Originally Posted by Brutus1967
OK? a glow plug cannot break?
Anyway, that is not how reliability assessments are made.
That would be: parts present combined with their respective mean faillure rate.
Personally, I think glowplugs in general show a significantly higher faillure rate than the combined chain of battery, sensor, electronics and sparkplug.
I understand . Actually I was just breaking it down a bit . Still , there is very little that breaks down with a basic glow system . (Abuse aside) Even if you add on board glow (An extreme practice, far from mandatory) In the unlikely event of an onboard glow failure , the engine usually just purrs along without notice . In 50 years of flying , I have used on board glow with one plane . That plane is a loaner / trainer Kadet Senior . The on board glow is a convenience/ saftey addition to eliminate the need for a glow plug driver for starting . The engine idles and runs perfectly without the glow addition .
In the air , the main link is a simple glow plug . Many ,if not most
glow plug failures are discovered and fixed on the ground .
The typical CDI has a myriad of components that can fail , any one of them can stop the engine at that point . Spark plugs foul , just as glow plugs fail . Hall effect sensors can come loose/fail , heavy on board batteries can fail , shielded plug wires can fail , CDI boxes etc . Shielding inadequacies can cause radio interference as well .
Parts that are not there cannot break still holds true .
Glow may have some drawbacks but the reliability and simplicity factor is pretty high with glow systems . I have seen very ...VERY few problems with glow systems . That won't keep me using CDI ..just sayin !

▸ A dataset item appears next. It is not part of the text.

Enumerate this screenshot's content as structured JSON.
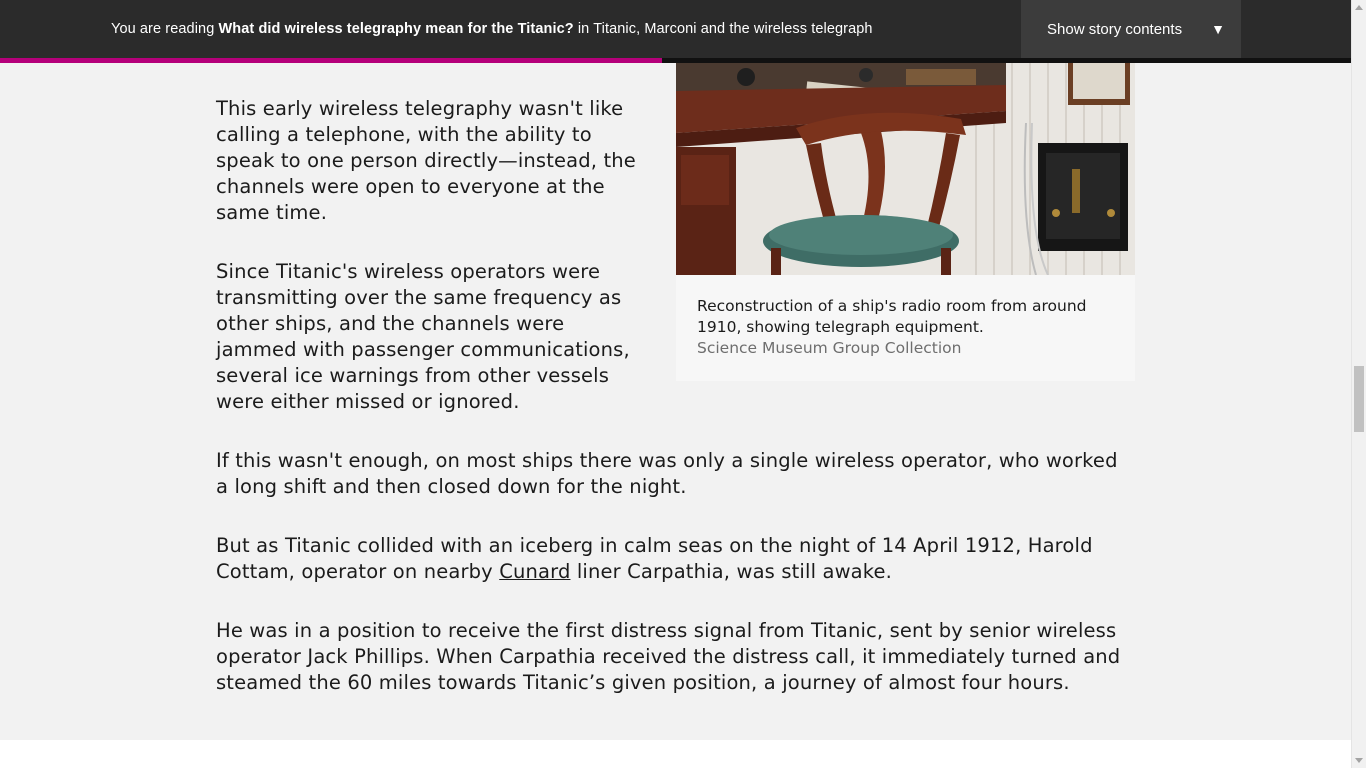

I whole heartedly doubt the potential glow failures in the air exceed the rate for spark ignition systems .
Diesel anyone ?